▸ **PROBLEM DESCRIPTION**
Set down each entry again exactly as written.

****

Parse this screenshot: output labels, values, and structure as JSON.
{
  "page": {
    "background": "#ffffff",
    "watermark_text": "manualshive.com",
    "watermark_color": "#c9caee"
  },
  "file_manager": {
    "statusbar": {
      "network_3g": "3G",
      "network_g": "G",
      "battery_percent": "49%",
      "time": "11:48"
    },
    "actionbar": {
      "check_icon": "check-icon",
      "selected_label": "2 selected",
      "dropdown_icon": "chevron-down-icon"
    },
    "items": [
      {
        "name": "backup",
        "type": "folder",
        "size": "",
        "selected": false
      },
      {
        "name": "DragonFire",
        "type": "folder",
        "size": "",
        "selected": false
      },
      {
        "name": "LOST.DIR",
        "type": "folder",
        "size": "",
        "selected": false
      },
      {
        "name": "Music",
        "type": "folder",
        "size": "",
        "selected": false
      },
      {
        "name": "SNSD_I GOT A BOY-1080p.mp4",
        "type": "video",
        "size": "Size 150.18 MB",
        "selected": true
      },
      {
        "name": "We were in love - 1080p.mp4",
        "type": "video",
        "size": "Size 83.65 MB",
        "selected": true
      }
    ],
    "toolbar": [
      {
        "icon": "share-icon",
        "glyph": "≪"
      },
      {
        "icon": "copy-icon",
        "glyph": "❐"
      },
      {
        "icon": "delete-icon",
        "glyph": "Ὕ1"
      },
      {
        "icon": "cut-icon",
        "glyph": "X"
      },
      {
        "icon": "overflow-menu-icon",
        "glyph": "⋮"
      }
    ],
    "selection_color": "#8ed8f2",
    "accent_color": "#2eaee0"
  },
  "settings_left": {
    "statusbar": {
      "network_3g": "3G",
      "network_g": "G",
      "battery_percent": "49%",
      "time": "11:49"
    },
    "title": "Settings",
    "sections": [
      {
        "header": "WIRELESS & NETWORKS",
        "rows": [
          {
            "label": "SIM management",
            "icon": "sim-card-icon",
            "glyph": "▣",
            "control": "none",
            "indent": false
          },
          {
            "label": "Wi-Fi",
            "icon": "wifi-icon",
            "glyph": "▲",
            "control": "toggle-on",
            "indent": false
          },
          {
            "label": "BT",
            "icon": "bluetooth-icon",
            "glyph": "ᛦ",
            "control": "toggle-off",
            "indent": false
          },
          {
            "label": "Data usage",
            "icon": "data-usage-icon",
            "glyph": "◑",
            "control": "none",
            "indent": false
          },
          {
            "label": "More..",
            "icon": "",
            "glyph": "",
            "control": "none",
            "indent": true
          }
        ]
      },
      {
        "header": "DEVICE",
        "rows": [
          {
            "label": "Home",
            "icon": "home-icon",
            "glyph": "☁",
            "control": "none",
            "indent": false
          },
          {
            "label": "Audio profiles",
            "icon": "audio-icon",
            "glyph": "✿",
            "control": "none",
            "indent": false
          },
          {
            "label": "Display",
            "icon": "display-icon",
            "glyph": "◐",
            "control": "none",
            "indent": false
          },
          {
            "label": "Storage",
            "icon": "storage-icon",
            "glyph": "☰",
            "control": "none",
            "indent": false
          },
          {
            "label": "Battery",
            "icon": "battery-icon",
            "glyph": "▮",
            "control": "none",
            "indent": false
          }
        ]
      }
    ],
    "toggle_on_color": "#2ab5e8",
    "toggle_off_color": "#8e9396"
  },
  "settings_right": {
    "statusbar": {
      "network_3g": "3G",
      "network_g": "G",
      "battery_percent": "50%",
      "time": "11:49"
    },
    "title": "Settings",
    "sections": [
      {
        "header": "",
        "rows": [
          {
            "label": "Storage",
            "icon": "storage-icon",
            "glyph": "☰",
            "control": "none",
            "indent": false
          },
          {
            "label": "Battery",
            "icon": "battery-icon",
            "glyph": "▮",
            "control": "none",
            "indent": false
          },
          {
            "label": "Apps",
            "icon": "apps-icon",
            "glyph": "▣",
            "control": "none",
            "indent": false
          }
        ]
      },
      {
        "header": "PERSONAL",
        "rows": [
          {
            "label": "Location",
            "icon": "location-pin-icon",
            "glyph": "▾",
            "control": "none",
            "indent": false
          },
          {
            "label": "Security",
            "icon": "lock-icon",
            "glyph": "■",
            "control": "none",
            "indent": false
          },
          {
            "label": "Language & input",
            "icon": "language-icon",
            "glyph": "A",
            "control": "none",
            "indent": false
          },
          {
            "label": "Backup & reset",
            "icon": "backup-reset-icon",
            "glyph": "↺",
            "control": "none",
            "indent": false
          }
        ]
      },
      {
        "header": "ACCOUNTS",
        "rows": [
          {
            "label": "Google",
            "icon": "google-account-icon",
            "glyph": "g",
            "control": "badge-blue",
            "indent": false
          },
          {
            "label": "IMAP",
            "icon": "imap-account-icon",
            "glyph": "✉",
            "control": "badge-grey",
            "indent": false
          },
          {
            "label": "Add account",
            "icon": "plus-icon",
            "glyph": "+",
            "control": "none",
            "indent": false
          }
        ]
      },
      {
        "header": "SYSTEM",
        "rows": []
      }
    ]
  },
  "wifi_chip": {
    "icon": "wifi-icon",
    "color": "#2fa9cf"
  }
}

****

▸ **TASK ANSWER**
Parse this screenshot: output labels, values, and structure as JSON.
{
  "page": {
    "background": "#ffffff",
    "watermark_text": "manualshive.com",
    "watermark_color": "#c9caee"
  },
  "file_manager": {
    "statusbar": {
      "network_3g": "3G",
      "network_g": "G",
      "battery_percent": "49%",
      "time": "11:48"
    },
    "actionbar": {
      "check_icon": "check-icon",
      "selected_label": "2 selected",
      "dropdown_icon": "chevron-down-icon"
    },
    "items": [
      {
        "name": "backup",
        "type": "folder",
        "size": "",
        "selected": false
      },
      {
        "name": "DragonFire",
        "type": "folder",
        "size": "",
        "selected": false
      },
      {
        "name": "LOST.DIR",
        "type": "folder",
        "size": "",
        "selected": false
      },
      {
        "name": "Music",
        "type": "folder",
        "size": "",
        "selected": false
      },
      {
        "name": "SNSD_I GOT A BOY-1080p.mp4",
        "type": "video",
        "size": "Size 150.18 MB",
        "selected": true
      },
      {
        "name": "We were in love - 1080p.mp4",
        "type": "video",
        "size": "Size 83.65 MB",
        "selected": true
      }
    ],
    "toolbar": [
      {
        "icon": "share-icon",
        "glyph": "≪"
      },
      {
        "icon": "copy-icon",
        "glyph": "❐"
      },
      {
        "icon": "delete-icon",
        "glyph": "Ὕ1"
      },
      {
        "icon": "cut-icon",
        "glyph": "X"
      },
      {
        "icon": "overflow-menu-icon",
        "glyph": "⋮"
      }
    ],
    "selection_color": "#8ed8f2",
    "accent_color": "#2eaee0"
  },
  "settings_left": {
    "statusbar": {
      "network_3g": "3G",
      "network_g": "G",
      "battery_percent": "49%",
      "time": "11:49"
    },
    "title": "Settings",
    "sections": [
      {
        "header": "WIRELESS & NETWORKS",
        "rows": [
          {
            "label": "SIM management",
            "icon": "sim-card-icon",
            "glyph": "▣",
            "control": "none",
            "indent": false
          },
          {
            "label": "Wi-Fi",
            "icon": "wifi-icon",
            "glyph": "▲",
            "control": "toggle-on",
            "indent": false
          },
          {
            "label": "BT",
            "icon": "bluetooth-icon",
            "glyph": "ᛦ",
            "control": "toggle-off",
            "indent": false
          },
          {
            "label": "Data usage",
            "icon": "data-usage-icon",
            "glyph": "◑",
            "control": "none",
            "indent": false
          },
          {
            "label": "More..",
            "icon": "",
            "glyph": "",
            "control": "none",
            "indent": true
          }
        ]
      },
      {
        "header": "DEVICE",
        "rows": [
          {
            "label": "Home",
            "icon": "home-icon",
            "glyph": "☁",
            "control": "none",
            "indent": false
          },
          {
            "label": "Audio profiles",
            "icon": "audio-icon",
            "glyph": "✿",
            "control": "none",
            "indent": false
          },
          {
            "label": "Display",
            "icon": "display-icon",
            "glyph": "◐",
            "control": "none",
            "indent": false
          },
          {
            "label": "Storage",
            "icon": "storage-icon",
            "glyph": "☰",
            "control": "none",
            "indent": false
          },
          {
            "label": "Battery",
            "icon": "battery-icon",
            "glyph": "▮",
            "control": "none",
            "indent": false
          }
        ]
      }
    ],
    "toggle_on_color": "#2ab5e8",
    "toggle_off_color": "#8e9396"
  },
  "settings_right": {
    "statusbar": {
      "network_3g": "3G",
      "network_g": "G",
      "battery_percent": "50%",
      "time": "11:49"
    },
    "title": "Settings",
    "sections": [
      {
        "header": "",
        "rows": [
          {
            "label": "Storage",
            "icon": "storage-icon",
            "glyph": "☰",
            "control": "none",
            "indent": false
          },
          {
            "label": "Battery",
            "icon": "battery-icon",
            "glyph": "▮",
            "control": "none",
            "indent": false
          },
          {
            "label": "Apps",
            "icon": "apps-icon",
            "glyph": "▣",
            "control": "none",
            "indent": false
          }
        ]
      },
      {
        "header": "PERSONAL",
        "rows": [
          {
            "label": "Location",
            "icon": "location-pin-icon",
            "glyph": "▾",
            "control": "none",
            "indent": false
          },
          {
            "label": "Security",
            "icon": "lock-icon",
            "glyph": "■",
            "control": "none",
            "indent": false
          },
          {
            "label": "Language & input",
            "icon": "language-icon",
            "glyph": "A",
            "control": "none",
            "indent": false
          },
          {
            "label": "Backup & reset",
            "icon": "backup-reset-icon",
            "glyph": "↺",
            "control": "none",
            "indent": false
          }
        ]
      },
      {
        "header": "ACCOUNTS",
        "rows": [
          {
            "label": "Google",
            "icon": "google-account-icon",
            "glyph": "g",
            "control": "badge-blue",
            "indent": false
          },
          {
            "label": "IMAP",
            "icon": "imap-account-icon",
            "glyph": "✉",
            "control": "badge-grey",
            "indent": false
          },
          {
            "label": "Add account",
            "icon": "plus-icon",
            "glyph": "+",
            "control": "none",
            "indent": false
          }
        ]
      },
      {
        "header": "SYSTEM",
        "rows": []
      }
    ]
  },
  "wifi_chip": {
    "icon": "wifi-icon",
    "color": "#2fa9cf"
  }
}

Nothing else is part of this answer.